Learning in the United Kingdom has been an eye-opening and wonderful experience. My first module ‘Principles of Health Promotion’ and ‘Behavioural Change’ gave me a full outlook on the fundamental principles of Health Promotion, which moulds me into an International Health Promoter. Learning with people from diverse professional backgrounds effectively enhanced my learning experience as our class is a multidisciplinary one comprised of various discussions and group work during lectures. Interacting with other students and professors was crucial since it helped me to expand my thinking and consider new ideas and viewpoints.
‘Research Methods for Health Professionals’ gave me a good understanding of the basis of research and the skills I need in the Public Health and Promotion field. My main challenge initially was academic writing but with support from peers, staff and practice, I have since improved.
I must acknowledge the support I have received during formative and summative assessments throughout the semester which is totally different from the assessment I would get back home. The formative assessment helped me in better comprehension of the modules, due to interactions with the lecturers and tutors. This increased my confidence in myself as a student and the outcomes of my results. The interactive lectures have helped me work on my teamwork and collaboration skills, which will be crucial when working in the Health Promotion field. Having been used to more lone working, teamwork is a skill that I have acquired that will lead to the enhancement of my skills in the future.
I am hoping to have significant experience and knowledge during college through service learning, volunteer work, and internships throughout the second semester. I want to work as a volunteer for an international health organisation like the World Health Organization once I get my master’s degree while I develop an independent non-profit. In order to give girl-children from low-income families access to healthcare, education, and control over their health, I would love to develop empowerment programmes for them.
For me, the mentoring programme has been quite beneficial. Joining the Forward Bound family gave me the chance to interact with people from a range of backgrounds and establish lifelong relationships that have contributed to my academic and personal achievements while making me feel more socially connected.
I have had several formal and informal interactions with my mentor who has helped me develop my annual goals, supported me in securing a placement, and taught me from their own experience. That helped me get a feel of where I am right now and the doors that this scholarship will open for me in terms of opportunity. I’m hoping to work with my mentor for a longer amount of time in order to reach my goals as effectively as possible and make the most of this fantastic opportunity.
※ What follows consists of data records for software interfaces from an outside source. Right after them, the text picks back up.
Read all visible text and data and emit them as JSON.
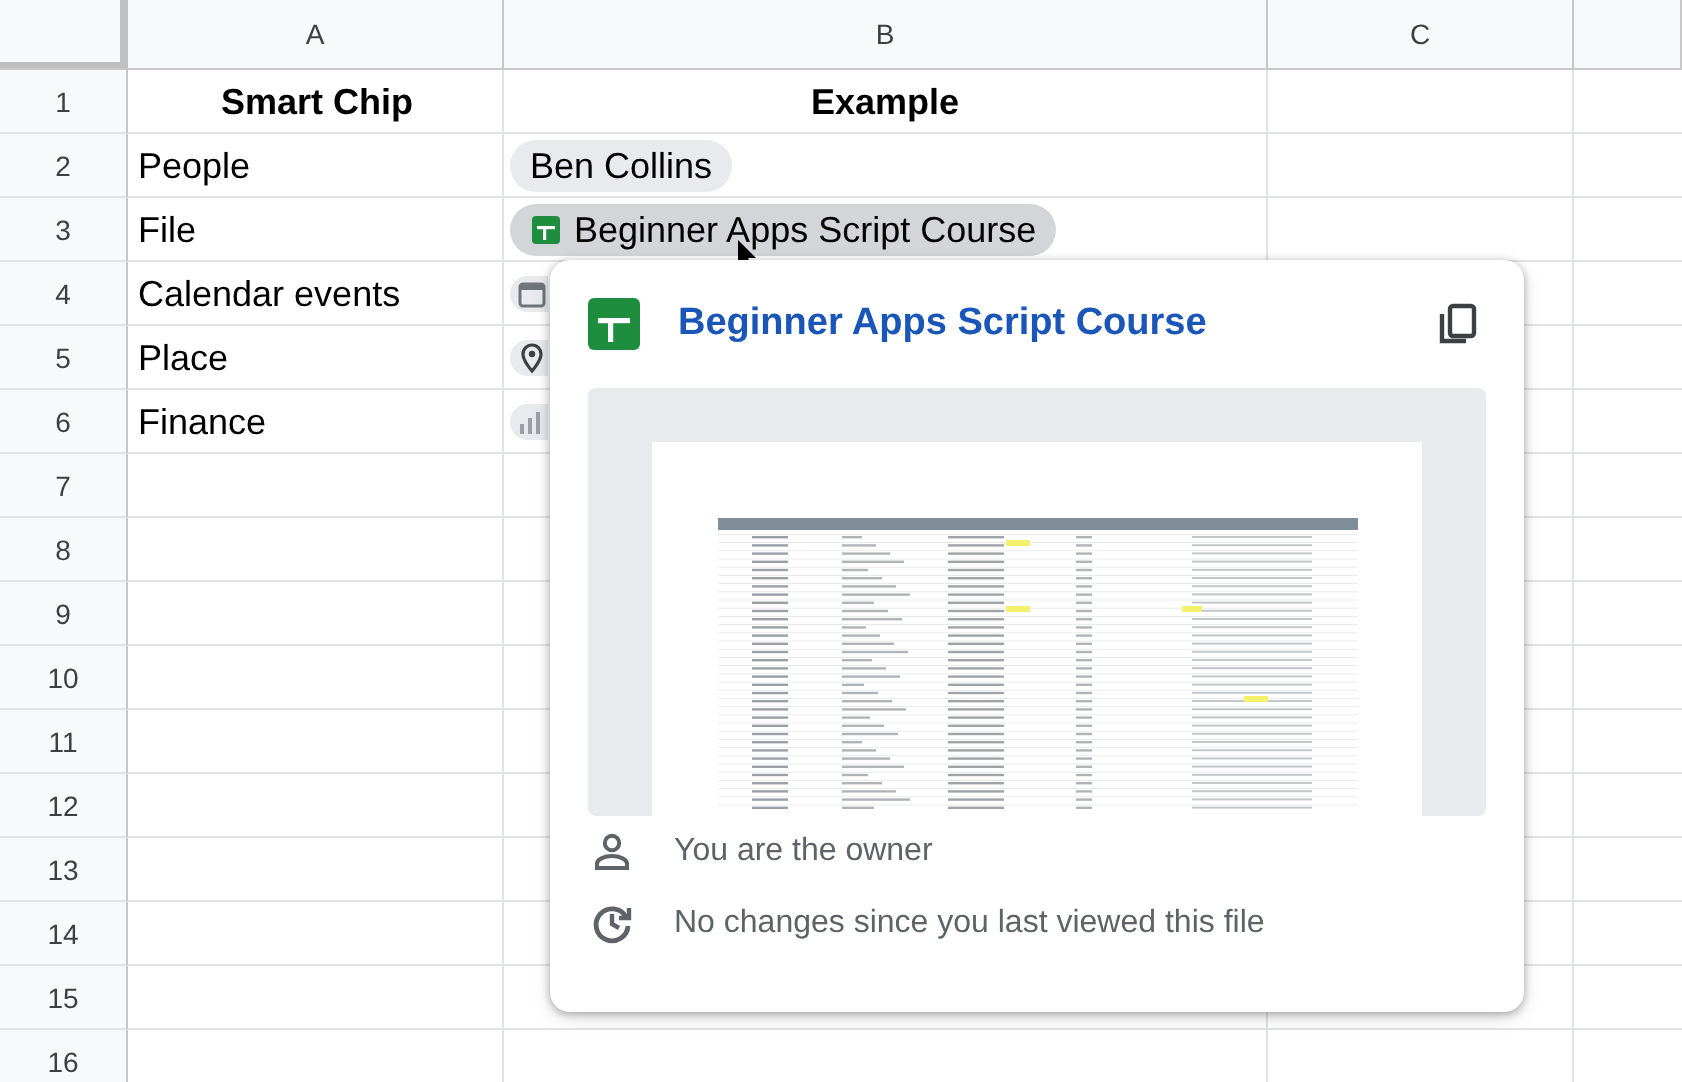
{
  "columns": [
    "A",
    "B",
    "C"
  ],
  "rows": [
    {
      "number": "1",
      "label": "Smart Chip",
      "example": "Example"
    },
    {
      "number": "2",
      "label": "People",
      "chip": {
        "kind": "person",
        "text": "Ben Collins",
        "hovered": false
      }
    },
    {
      "number": "3",
      "label": "File",
      "chip": {
        "kind": "file",
        "text": "Beginner Apps Script Course",
        "hovered": true
      }
    },
    {
      "number": "4",
      "label": "Calendar events",
      "chip": {
        "kind": "calendar",
        "hovered": false
      }
    },
    {
      "number": "5",
      "label": "Place",
      "chip": {
        "kind": "place",
        "hovered": false
      }
    },
    {
      "number": "6",
      "label": "Finance",
      "chip": {
        "kind": "finance",
        "hovered": false
      }
    },
    {
      "number": "7"
    },
    {
      "number": "8"
    },
    {
      "number": "9"
    },
    {
      "number": "10"
    },
    {
      "number": "11"
    },
    {
      "number": "12"
    },
    {
      "number": "13"
    },
    {
      "number": "14"
    },
    {
      "number": "15"
    },
    {
      "number": "16"
    }
  ],
  "popup": {
    "title": "Beginner Apps Script Course",
    "details": [
      {
        "kind": "owner",
        "text": "You are the owner"
      },
      {
        "kind": "history",
        "text": "No changes since you last viewed this file"
      }
    ]
  }
}
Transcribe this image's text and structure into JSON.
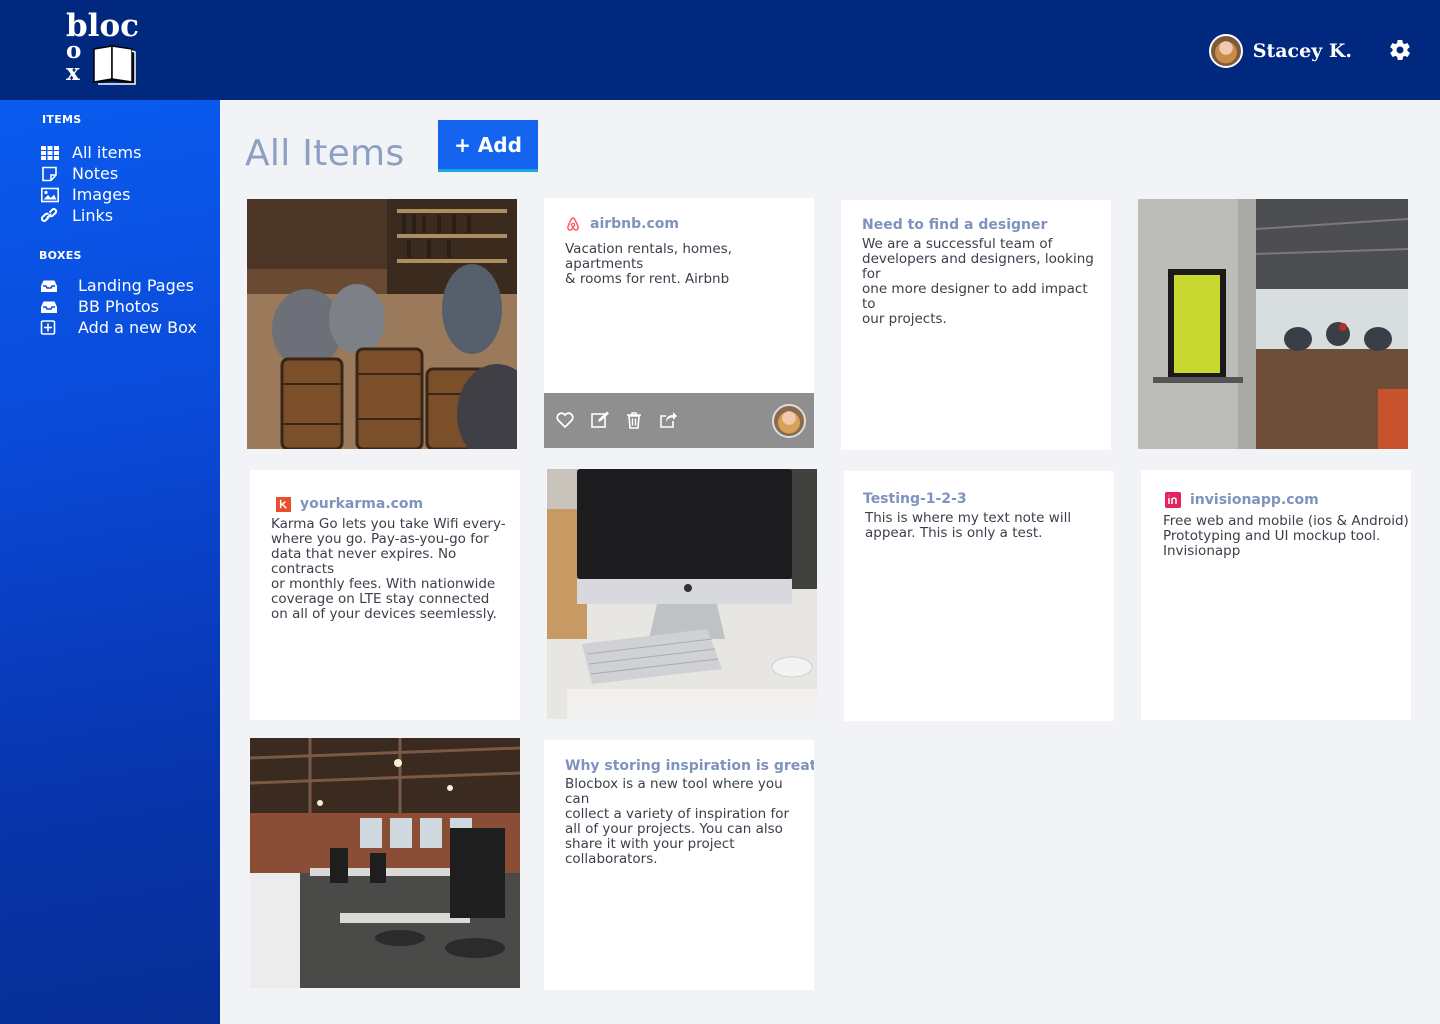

I feel I was able to develop both as a person and as an International Health Promoter as I reflect on the many cultural experiences I have recently had the great honour of taking part in. I was able to visit so many various locations in Brighton and London with ease thanks to the laid-back atmosphere, welcoming individuals, and simple transport. Making friends with international and home students has improved my life and helped me in university. As I have never been this far from my family, being separated from them has been challenging. Yet because of technology, I can keep in touch with them much more easily.
My viewpoint on life has been broadened, and networking opportunities have been made possible by the culture shock and the unfamiliar food, scenery, and climate. My perspective on life has altered as a result of being able to fit in with other cultures, beliefs, norms and conventions as someone from a less diversified background. When interacting with individuals from other parts of the world, I remember thinking that this kind of cultural interchange would be quite beneficial in removing cultural preconceptions. On a more personal level, this experience has increased my resilience and bolstered my self-confidence.
Thank you so much to our two scholars for telling us about their experience so far.